Consider the unnamed narrator in Hage’s second novel, Cockroach, who roams the nighttime streets of an expressionistic Montreal, imagining himself a giant insect crawling amongst the nooks and crannies of an unsuspecting populace’s interior environments:
Towards midnight I entered Le Fly Bar on St-Laurent. Like an insect I was drawn to the bar’s lantern shapes and the dim light through the window. I like faintly luminous places with invisible tables that just sit there and listen to the defeated moans of conquered chairs. I like dark passages that lead you to where everything comes from (the cases of beer, the milk for the coffee, the crates of bread). I like dirty places and sombre corners. Bright places are for vampires.

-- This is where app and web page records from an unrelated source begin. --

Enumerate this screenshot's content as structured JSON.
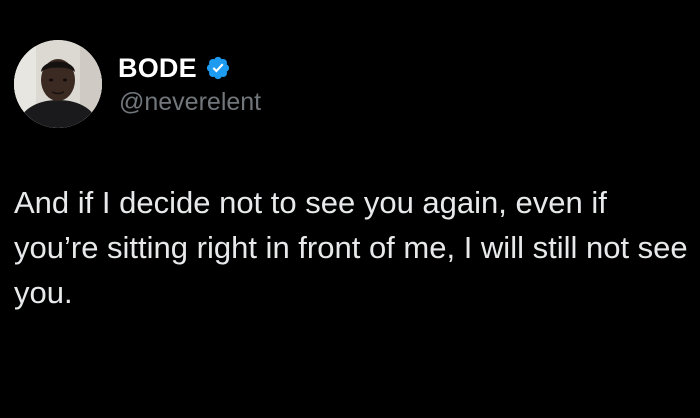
{
  "author": {
    "display_name": "BODE",
    "handle": "@neverelent",
    "verified": true
  },
  "tweet": {
    "text": "And if I decide not to see you again, even if you’re sitting right in front of me, I will still not see you."
  },
  "colors": {
    "background": "#000000",
    "name": "#ffffff",
    "handle": "#71767b",
    "body_text": "#e7e9ea",
    "verified_badge": "#1d9bf0"
  }
}
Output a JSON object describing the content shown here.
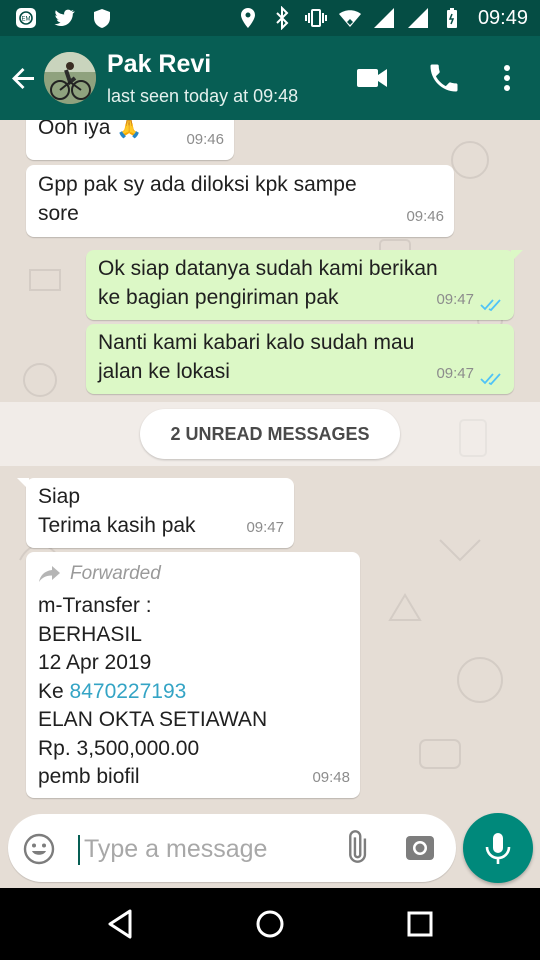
{
  "status_bar": {
    "time": "09:49",
    "left_icons": [
      "app-badge-icon",
      "twitter-icon",
      "shield-icon"
    ],
    "right_icons": [
      "location-icon",
      "bluetooth-icon",
      "vibrate-icon",
      "wifi-icon",
      "signal-icon",
      "signal-icon",
      "battery-icon"
    ]
  },
  "header": {
    "contact_name": "Pak Revi",
    "last_seen": "last seen today at 09:48",
    "color": "#075e54"
  },
  "messages": [
    {
      "direction": "in",
      "text": "Ooh iya 🙏",
      "time": "09:46"
    },
    {
      "direction": "in",
      "text": "Gpp pak sy ada diloksi kpk sampe\nsore",
      "time": "09:46"
    },
    {
      "direction": "out",
      "text": "Ok siap datanya sudah kami berikan\nke bagian pengiriman pak",
      "time": "09:47",
      "status": "read"
    },
    {
      "direction": "out",
      "text": "Nanti kami kabari kalo sudah mau\njalan ke lokasi",
      "time": "09:47",
      "status": "read"
    },
    {
      "direction": "in",
      "text": "Siap\nTerima kasih pak",
      "time": "09:47"
    }
  ],
  "unread_label": "2 UNREAD MESSAGES",
  "forwarded_message": {
    "forwarded_label": "Forwarded",
    "lines": [
      "m-Transfer :",
      "BERHASIL",
      "12 Apr 2019"
    ],
    "ke_prefix": "Ke ",
    "account_number": "8470227193",
    "lines_after": [
      "ELAN OKTA SETIAWAN",
      "Rp. 3,500,000.00",
      "pemb biofil"
    ],
    "time": "09:48"
  },
  "input": {
    "placeholder": "Type a message"
  },
  "colors": {
    "incoming_bubble": "#ffffff",
    "outgoing_bubble": "#dcf8c6",
    "chat_background": "#e5ddd5",
    "read_ticks": "#4fc3f7",
    "mic_button": "#00897b",
    "link": "#34a4c5"
  }
}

The immigrant experience that Hage dramatizes in Cockroach is very different from the one Ondaatje sees. There is no blue-collar nobility in Hage’s vision, only “dirty places and sombre corners.” And yet how evocative are the “defeated moans of conquered chairs”? Or the “dark passages that lead you to where everything comes from”? Hage is astute enough to know when and how to deploy appropriate metaphors to enhance his admittedly nihilistic material. Yet a novel that tears at the heart of our vaunted multicultural platitudes is not the kind of novel that the orthodoxy – so staunchly entrenched and beholden to a litany of soothing bromides – is likely to embrace.
Another author Rabinovitch points to as anti-orthodox is Nino Ricci, who, like Hage, has been shortlisted for the Giller. But it is telling that Rabinovitch mentions Ricci’s 2008 novel The Origin of Species – which was shut out of last year’s shortlist – in making her case. The Ricci novel that was shortlisted, 1997’s Where Has She Gone, is much more easily recognizable as a work of traditional CanLit. It would appear that the orthodoxy is not in much danger of crumbling any time soon, protestations to the contrary notwithstanding.
And that’s a shame, because Rabinovitch is right in her assertion that there is a wealth of talented writers in this country creating innovative, exciting works of literature. I would add Rosenblum and Foad to the list, along with Sean Dixon, Stacey May Fowles, Kenneth J. Harvey, and Mark Anthony Jarman. But these writers rarely grab the spotlight, either because of limited marketing budgets or, more frequently, because they exist under the shadow of another, more monolithic kind of CanLit. The kind of CanLit that has come to dominate the discourse in this country. The kind that makes one want to scream: Fuck books!
Tags: Issue 76